Floods have a severe impact on plant performance. In general, crops are flood intolerant and are at an increased risk to flooding events due to global climate change. Given that the human population is expected to increase to approximately 9 billion people by 2050, the need for increased agricultural productivity is self-evident, and this will require a better mechanistic understanding of the interaction between plants and abiotic stresses such as flooding.
In a new article published in AoB PLANTS, Voesenek et al. argue that, in seeking this understanding, we should not restrict research to model species such as rice (Oryza sativa) and Arabidopsis (Arabidopsis thaliana), as wild plants from flood-prone environments have evolved in frequently flooded environments and therefore possess unique traits that facilitate growth and reproduction during and after flooding stress.

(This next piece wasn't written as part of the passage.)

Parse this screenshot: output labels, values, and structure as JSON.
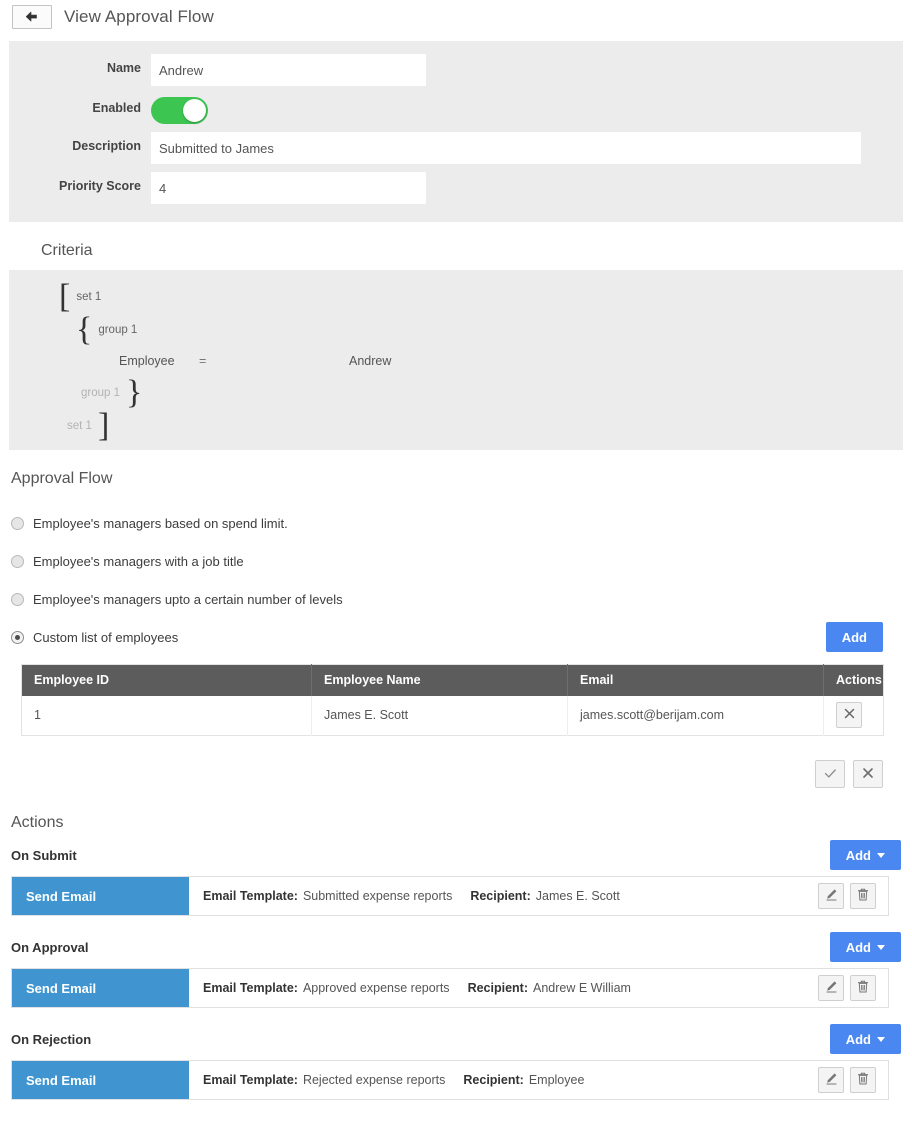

Flooding research with these non-model wild plants might help us to identify novel adaptive traits that can be applied to improve flooding tolerance of crops.